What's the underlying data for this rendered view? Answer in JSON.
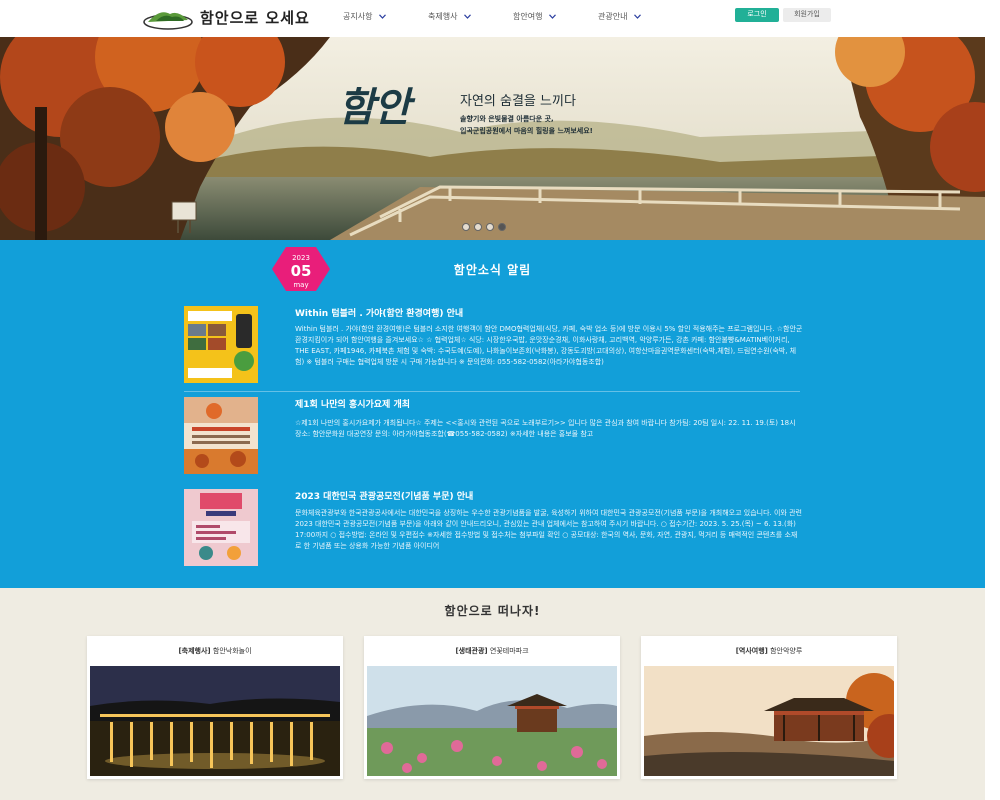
{
  "header": {
    "logo_text": "함안으로 오세요",
    "nav": [
      {
        "label": "공지사항"
      },
      {
        "label": "축제행사"
      },
      {
        "label": "함안여행"
      },
      {
        "label": "관광안내"
      }
    ],
    "login_label": "로그인",
    "join_label": "회원가입"
  },
  "hero": {
    "title": "함안",
    "subtitle": "자연의 숨결을 느끼다",
    "desc_line1": "솔향기와 은빛물결 아름다운 곳,",
    "desc_line2": "입곡군립공원에서 마음의 힐링을 느껴보세요!",
    "slide_count": 4,
    "active_slide": 4
  },
  "news": {
    "badge": {
      "year": "2023",
      "day": "05",
      "month": "may"
    },
    "title": "함안소식 알림",
    "items": [
      {
        "title": "Within 텀블러 . 가야(함안 환경여행) 안내",
        "text": "Within 텀블러 . 가야(함안 환경여행)은 텀블러 소지한 여행객이 함안 DMO협력업체(식당, 카페, 숙박 업소 등)에 방문 이용시 5% 할인 적용해주는 프로그램입니다. ☆함안군 환경지킴이가 되어 함안여행을 즐겨보세요☆ ☆ 협력업체☆ 식당: 시장한우국밥, 운맛장순경채, 이화사랑채, 고리백역, 악양루가든, 강촌 카페: 함안불빵&MATIN베이커리, THE EAST, 카페1946, 카페북촌 체험 및 숙박: 수국도예(도예), 나화놀이보존회(낙화봉), 강동도괴방(고대의상), 여항산마을권역문화센터(숙박,체험), 드림연수원(숙박, 체험) ※ 텀블러 구매는 협력업체 방문 시 구매 가능합니다 ※ 문의전화: 055-582-0582(아라가야협동조합)"
      },
      {
        "title": "제1회 나만의 홍시가요제 개최",
        "text": "☆제1회 나만의 홍시가요제가 개최됩니다☆ 주제는 <<홍시와 관련된 곡으로 노래부르기>> 입니다 많은 관심과 참여 바랍니다 참가팀: 20팀 일시: 22. 11. 19.(토) 18시 장소: 함안문화원 대공연장 문의: 아라가야협동조합(☎055-582-0582) ※자세한 내용은 홍보물 참고"
      },
      {
        "title": "2023 대한민국 관광공모전(기념품 부문) 안내",
        "text": "문화체육관광부와 한국관광공사에서는 대한민국을 상징하는 우수한 관광기념품을 발굴, 육성하기 위하여 대한민국 관광공모전(기념품 부문)을 개최해오고 있습니다. 이와 관련 2023 대한민국 관광공모전(기념품 부문)을 아래와 같이 안내드리오니, 관심있는 관내 업체에서는 참고하여 주시기 바랍니다. ○ 접수기간: 2023. 5. 25.(목) ~ 6. 13.(화) 17:00까지 ○ 접수방법: 온라인 및 우편접수 ※자세한 접수방법 및 접수처는 첨부파일 확인 ○ 공모대상: 한국의 역사, 문화, 자연, 관광지, 먹거리 등 매력적인 콘텐츠를 소재로 한 기념품 또는 상용화 가능한 기념품 아이디어"
      }
    ]
  },
  "travel": {
    "title": "함안으로 떠나자!",
    "cards": [
      {
        "category": "[축제행사]",
        "name": "함안낙화놀이"
      },
      {
        "category": "[생태관광]",
        "name": "연꽃테마파크"
      },
      {
        "category": "[역사여행]",
        "name": "함안악양루"
      }
    ]
  },
  "colors": {
    "accent_green": "#21b097",
    "news_blue": "#129fd9",
    "badge_pink": "#e91e7a",
    "travel_bg": "#efece2"
  },
  "icons": [
    "logo-mountain-icon",
    "chevron-down-icon"
  ]
}
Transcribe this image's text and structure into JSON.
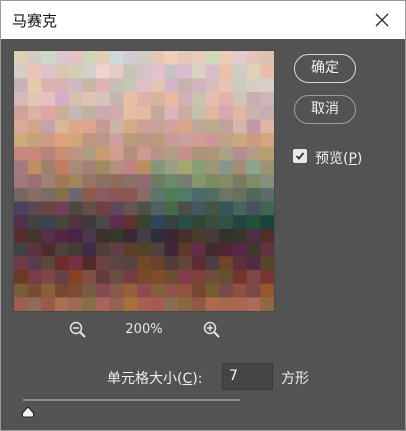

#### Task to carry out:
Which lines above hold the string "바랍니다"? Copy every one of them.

#### Written solution:
        "text": "☆제1회 나만의 홍시가요제가 개최됩니다☆ 주제는 <<홍시와 관련된 곡으로 노래부르기>> 입니다 많은 관심과 참여 바랍니다 참가팀: 20팀 일시: 22. 11. 19.(토) 18시 장소: 함안문화원 대공연장 문의: 아라가야협동조합(☎055-582-0582) ※자세한 내용은 홍보물 참고"
        "text": "문화체육관광부와 한국관광공사에서는 대한민국을 상징하는 우수한 관광기념품을 발굴, 육성하기 위하여 대한민국 관광공모전(기념품 부문)을 개최해오고 있습니다. 이와 관련 2023 대한민국 관광공모전(기념품 부문)을 아래와 같이 안내드리오니, 관심있는 관내 업체에서는 참고하여 주시기 바랍니다. ○ 접수기간: 2023. 5. 25.(목) ~ 6. 13.(화) 17:00까지 ○ 접수방법: 온라인 및 우편접수 ※자세한 접수방법 및 접수처는 첨부파일 확인 ○ 공모대상: 한국의 역사, 문화, 자연, 관광지, 먹거리 등 매력적인 콘텐츠를 소재로 한 기념품 또는 상용화 가능한 기념품 아이디어"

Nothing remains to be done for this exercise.